Excerpts from a dataset
..............................
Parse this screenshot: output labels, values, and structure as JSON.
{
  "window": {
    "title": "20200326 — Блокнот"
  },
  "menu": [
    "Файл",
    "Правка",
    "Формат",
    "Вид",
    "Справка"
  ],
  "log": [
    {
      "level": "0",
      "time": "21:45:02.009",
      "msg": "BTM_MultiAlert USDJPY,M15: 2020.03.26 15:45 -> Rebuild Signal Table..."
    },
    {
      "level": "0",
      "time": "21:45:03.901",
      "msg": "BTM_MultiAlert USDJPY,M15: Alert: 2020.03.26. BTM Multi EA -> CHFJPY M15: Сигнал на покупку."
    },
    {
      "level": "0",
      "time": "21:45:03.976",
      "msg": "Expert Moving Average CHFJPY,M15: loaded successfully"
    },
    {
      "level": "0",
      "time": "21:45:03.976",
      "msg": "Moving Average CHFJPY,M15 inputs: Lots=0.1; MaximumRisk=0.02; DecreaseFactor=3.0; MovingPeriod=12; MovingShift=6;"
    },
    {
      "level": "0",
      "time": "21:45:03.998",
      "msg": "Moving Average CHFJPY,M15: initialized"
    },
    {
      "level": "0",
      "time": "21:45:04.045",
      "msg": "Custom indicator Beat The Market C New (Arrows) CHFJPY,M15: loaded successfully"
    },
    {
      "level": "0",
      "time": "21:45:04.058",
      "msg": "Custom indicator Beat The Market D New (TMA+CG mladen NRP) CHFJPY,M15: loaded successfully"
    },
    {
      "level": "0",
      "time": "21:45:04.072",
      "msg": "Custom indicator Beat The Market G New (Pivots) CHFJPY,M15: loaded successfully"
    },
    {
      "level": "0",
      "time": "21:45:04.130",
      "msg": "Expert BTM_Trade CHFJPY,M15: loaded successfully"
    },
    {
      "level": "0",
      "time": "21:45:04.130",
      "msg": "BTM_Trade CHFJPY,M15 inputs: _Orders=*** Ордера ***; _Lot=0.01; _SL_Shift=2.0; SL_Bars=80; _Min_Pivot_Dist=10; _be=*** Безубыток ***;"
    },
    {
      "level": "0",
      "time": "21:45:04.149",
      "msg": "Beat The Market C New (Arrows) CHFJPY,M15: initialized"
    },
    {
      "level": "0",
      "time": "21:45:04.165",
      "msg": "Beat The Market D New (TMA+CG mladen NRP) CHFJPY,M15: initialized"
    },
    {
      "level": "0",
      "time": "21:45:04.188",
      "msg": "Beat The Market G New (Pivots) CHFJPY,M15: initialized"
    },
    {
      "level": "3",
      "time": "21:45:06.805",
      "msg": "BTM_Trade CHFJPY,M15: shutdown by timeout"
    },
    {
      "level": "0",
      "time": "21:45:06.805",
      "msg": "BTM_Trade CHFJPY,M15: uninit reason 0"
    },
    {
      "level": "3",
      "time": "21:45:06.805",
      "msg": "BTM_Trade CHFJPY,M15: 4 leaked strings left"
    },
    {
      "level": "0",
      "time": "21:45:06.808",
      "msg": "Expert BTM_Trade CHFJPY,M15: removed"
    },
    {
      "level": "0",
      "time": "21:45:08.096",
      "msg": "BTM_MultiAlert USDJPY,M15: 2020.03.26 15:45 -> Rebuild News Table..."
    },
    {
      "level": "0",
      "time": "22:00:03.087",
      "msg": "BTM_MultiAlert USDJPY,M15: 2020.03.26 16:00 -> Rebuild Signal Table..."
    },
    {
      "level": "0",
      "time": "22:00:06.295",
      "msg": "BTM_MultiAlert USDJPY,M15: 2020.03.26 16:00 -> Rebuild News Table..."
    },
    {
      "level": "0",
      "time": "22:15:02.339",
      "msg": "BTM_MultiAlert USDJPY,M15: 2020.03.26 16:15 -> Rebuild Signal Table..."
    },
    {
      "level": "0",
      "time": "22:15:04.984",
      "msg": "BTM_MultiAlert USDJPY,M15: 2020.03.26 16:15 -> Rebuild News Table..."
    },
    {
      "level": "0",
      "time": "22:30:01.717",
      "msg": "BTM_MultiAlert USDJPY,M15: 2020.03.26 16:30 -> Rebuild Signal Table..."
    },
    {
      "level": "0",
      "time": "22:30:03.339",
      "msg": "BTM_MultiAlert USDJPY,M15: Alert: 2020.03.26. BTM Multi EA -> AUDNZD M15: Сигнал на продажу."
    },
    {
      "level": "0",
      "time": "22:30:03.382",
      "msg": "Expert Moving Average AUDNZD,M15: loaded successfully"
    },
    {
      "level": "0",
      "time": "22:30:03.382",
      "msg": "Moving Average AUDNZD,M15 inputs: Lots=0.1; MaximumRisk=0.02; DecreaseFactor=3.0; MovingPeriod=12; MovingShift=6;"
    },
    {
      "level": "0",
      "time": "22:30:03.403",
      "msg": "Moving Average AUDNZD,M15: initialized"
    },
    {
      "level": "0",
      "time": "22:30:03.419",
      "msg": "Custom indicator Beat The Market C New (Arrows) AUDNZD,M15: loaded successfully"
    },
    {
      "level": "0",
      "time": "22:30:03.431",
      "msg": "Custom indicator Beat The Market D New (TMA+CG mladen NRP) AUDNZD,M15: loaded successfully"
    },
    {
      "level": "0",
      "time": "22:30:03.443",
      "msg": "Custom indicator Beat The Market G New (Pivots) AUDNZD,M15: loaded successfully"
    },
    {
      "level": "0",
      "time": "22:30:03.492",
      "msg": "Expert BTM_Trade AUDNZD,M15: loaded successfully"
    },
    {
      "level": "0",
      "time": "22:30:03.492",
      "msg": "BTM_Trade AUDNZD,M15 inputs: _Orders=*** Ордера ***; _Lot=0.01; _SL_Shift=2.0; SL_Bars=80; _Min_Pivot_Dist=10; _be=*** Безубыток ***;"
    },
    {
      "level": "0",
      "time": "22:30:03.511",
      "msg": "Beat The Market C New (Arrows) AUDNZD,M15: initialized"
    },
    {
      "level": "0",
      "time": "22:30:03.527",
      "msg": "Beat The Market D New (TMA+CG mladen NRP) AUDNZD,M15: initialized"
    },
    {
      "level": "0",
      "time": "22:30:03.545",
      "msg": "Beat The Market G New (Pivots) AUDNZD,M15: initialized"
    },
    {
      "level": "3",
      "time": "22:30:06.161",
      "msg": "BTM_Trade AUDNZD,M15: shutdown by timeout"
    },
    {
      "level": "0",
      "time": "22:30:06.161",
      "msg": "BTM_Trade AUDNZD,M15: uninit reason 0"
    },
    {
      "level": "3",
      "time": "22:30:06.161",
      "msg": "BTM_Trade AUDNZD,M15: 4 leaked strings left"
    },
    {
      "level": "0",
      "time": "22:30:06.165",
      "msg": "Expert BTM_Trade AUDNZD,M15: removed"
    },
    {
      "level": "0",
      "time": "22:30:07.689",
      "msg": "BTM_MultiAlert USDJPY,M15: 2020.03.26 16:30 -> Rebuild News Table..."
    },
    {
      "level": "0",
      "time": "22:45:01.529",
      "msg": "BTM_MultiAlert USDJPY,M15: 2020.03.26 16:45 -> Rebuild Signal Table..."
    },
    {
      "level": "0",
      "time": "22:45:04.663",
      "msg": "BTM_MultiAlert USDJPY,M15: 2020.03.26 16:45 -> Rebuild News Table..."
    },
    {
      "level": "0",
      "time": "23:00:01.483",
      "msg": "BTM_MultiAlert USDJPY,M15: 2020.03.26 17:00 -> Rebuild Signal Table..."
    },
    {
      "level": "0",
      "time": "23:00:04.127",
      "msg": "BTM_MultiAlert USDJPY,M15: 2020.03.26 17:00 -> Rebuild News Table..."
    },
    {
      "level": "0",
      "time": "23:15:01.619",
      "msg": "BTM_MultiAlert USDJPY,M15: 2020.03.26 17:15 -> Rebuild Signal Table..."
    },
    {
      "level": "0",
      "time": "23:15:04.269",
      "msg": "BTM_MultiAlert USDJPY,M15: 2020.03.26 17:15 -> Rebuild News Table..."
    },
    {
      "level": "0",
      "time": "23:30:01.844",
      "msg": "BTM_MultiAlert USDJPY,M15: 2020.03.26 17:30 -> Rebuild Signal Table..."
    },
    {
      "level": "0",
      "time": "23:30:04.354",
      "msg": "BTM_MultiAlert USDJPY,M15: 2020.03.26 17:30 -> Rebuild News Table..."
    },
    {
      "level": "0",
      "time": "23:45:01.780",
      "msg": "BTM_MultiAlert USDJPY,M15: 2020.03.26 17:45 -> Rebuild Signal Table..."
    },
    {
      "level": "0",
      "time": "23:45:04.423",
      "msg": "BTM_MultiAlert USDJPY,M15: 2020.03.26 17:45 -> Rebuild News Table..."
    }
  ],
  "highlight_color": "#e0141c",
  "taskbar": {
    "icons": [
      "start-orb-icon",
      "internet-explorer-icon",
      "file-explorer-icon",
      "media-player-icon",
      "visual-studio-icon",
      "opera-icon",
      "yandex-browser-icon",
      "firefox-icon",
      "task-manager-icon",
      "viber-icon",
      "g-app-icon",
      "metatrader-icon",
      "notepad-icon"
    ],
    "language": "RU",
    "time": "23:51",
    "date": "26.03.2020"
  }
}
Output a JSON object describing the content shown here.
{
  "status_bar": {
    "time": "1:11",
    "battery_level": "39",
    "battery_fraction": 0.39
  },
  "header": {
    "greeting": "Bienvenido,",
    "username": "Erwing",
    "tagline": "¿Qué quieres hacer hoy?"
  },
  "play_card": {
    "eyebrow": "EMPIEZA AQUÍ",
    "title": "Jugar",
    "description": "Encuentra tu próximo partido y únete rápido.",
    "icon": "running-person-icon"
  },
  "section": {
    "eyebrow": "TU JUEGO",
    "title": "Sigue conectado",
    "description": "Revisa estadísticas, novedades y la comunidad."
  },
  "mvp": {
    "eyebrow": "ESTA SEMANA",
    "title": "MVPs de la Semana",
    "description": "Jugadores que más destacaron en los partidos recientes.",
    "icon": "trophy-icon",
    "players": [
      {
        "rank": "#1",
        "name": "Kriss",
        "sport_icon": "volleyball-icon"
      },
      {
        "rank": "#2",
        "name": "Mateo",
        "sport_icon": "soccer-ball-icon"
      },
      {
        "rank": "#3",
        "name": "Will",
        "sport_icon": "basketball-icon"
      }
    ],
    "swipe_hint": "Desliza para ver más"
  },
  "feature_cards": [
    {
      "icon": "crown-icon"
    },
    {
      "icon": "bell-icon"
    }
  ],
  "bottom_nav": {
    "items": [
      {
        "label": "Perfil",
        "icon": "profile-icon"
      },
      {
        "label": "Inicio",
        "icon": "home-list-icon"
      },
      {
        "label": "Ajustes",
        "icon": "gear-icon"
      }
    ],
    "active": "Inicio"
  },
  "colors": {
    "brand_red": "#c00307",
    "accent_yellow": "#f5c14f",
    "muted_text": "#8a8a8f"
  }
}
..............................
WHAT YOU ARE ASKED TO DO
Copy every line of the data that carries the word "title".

EXPECTED OUTPUT
    "title": "20200326 — Блокнот"
    "title": "Jugar",
    "title": "Sigue conectado",
    "title": "MVPs de la Semana",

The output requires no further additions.